The Tongass National Forest is under assault. There are those who want to carve it up, remove protections for critical fish and wildlife habitat, and diminish the public's voice in how it is managed. These have long been the goals of pro-development, big timber interests, and now with the support of Alaska's Congressional delegation they hope to make it all happen.
Senators Murkowski and Sullivan, and Congressman Young have introduced a flurry of bills which would:
Carve out 2 million acres of forest from the Tongass National Forest, to be put in State of Alaska ownership for rampant clearcutting (S.3203);
- Give Alaska Mental Health Trust 20,000 acres on Revillagigedo and Prince of Wales Island for clearcutting, in exchange for land AMHT cannot reasonably develop, and exclude the exchange from National Environmental Policy Act (NEPA) requirements (S.3006 & 3203);
- Exclude the Tongass National Forest from the Roadless Rule1, opening pristine old-growth forest for logging (S.3203);
- Establish a pro-development Alaska Land Use Council to oversee federal lands in the state (S.3005);
- Give 115,000 acres of Tongass forest land to five new corporations the legislation would establish 23,000 acres each (S.3004 & 3273);
- In a good approach, buy-out Shee Atika Corporation’s land holdings on Admiralty Island (S.3004 & 3273);
- Give Sealaska, Inc. 15,000 acres of forest land on Prince of Wales Island in exchange for the corporation’s subsurface land under Shee Atika’s above land (S.3004 & 3273);
- Allow Cook Inlet Region Inc. (CIRI) to select its remaining 44,000 acres of land entitlement from nearly anywhere in the state, including from the Tongass, instead of from its own region or nearby areas (S.3004 & 3273);
- Reopen the already twice-extended period for Native Vietnam veterans to select 160-acre land allotments, potentially as much as 600,000 acres in total (S.3004 & 3273).
- The table below gives a clear view of how those provisions are incorporated into the five Senate bills.
What you can do! Needless to say, it would be game over for other users of vast areas of the Tongass if any of these bills were to be enacted by Congress. It is clear that the goal of the pro- development lobby is to resurrect the unsustainable boom times of the timber industry in Southeast Alaska, and that it has the full support of our Congressional delegation. Their strategy to accomplish this is to move as much acreage as possible into private and state ownership, to avoid effective public oversight. Their tactics are about to unfold in deal-making in the halls and back rooms. Knowing this, there is no other option than to adamantly oppose all of this legislation.

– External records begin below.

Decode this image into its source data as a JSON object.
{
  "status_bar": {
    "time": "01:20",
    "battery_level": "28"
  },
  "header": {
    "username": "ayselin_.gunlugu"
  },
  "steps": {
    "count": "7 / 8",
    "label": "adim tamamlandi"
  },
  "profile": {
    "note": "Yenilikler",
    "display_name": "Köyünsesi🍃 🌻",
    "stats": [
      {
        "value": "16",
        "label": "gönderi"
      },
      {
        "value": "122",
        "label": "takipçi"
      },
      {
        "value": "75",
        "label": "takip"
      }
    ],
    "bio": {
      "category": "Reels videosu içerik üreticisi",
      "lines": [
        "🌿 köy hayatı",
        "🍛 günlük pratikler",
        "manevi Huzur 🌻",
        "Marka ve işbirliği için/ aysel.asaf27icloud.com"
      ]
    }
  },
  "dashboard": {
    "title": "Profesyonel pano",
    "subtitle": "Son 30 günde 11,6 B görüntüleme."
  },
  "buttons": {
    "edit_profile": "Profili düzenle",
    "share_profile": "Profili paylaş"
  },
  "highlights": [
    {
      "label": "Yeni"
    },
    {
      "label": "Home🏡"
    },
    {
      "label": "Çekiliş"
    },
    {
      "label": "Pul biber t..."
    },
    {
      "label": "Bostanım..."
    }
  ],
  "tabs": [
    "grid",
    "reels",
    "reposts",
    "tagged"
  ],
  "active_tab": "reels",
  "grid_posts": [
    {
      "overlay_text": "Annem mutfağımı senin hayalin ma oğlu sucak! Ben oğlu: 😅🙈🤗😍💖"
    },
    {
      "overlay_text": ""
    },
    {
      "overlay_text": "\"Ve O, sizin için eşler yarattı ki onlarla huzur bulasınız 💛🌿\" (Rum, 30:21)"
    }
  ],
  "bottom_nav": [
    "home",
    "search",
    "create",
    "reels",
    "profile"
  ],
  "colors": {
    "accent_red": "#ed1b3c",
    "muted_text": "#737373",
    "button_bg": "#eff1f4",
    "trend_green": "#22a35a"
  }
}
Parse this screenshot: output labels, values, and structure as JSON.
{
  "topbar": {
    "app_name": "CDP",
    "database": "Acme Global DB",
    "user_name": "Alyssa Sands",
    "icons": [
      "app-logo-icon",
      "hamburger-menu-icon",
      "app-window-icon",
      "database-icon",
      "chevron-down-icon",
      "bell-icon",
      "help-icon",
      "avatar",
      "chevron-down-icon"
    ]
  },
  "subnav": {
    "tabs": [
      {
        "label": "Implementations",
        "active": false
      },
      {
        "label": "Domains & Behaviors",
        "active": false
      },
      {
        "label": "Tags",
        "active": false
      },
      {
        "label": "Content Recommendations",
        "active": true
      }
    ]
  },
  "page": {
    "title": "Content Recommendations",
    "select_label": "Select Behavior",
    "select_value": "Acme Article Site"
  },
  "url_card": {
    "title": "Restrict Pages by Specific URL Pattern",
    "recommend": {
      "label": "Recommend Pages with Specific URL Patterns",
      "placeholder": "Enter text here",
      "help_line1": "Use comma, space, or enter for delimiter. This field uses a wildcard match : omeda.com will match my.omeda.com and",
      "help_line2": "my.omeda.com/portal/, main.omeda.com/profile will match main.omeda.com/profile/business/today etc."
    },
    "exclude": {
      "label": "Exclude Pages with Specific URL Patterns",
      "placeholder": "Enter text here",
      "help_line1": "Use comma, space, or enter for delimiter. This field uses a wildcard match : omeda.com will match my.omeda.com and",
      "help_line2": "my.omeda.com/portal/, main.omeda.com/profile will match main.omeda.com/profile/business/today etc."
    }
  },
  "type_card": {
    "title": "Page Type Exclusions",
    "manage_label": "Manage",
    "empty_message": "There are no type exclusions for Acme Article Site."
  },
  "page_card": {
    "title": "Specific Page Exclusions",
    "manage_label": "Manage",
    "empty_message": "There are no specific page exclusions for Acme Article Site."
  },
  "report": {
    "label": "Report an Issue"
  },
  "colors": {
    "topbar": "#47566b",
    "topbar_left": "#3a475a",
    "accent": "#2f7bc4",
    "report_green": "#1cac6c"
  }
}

Please send messages to each member of the delegation, especially Senator Murkowski, strongly opposing all of these bills.
Please also encourage your friends and relatives throughout the nation to do so as well – their senators and representatives are likely to be the only brakes on this juggernaut, and in particular likely budget riders that we must fear.
Regarding the AMHT land exchange: This is a dire situation, with AMHT threatening to put its existing forest parcels out to bid for logging, which would greatly damage community viewsheds and most likely cause landslides into residential areas. But the solution we must press for is not a land exchange, but a buy-out of AMHT lands – just as with the above Shee Atika lands. Press our delegation to modify S.3006 to do a buy-out instead of an exchange – GSACC urges that approach and passage of the bill in that form.
1 The Roadless Rule is a 2001 federal regulation intended to protect the social and ecological values and characteristics of inventoried roadless areas from road construction and reconstruction and certain timber harvest activities (source: U.S. Forest Service).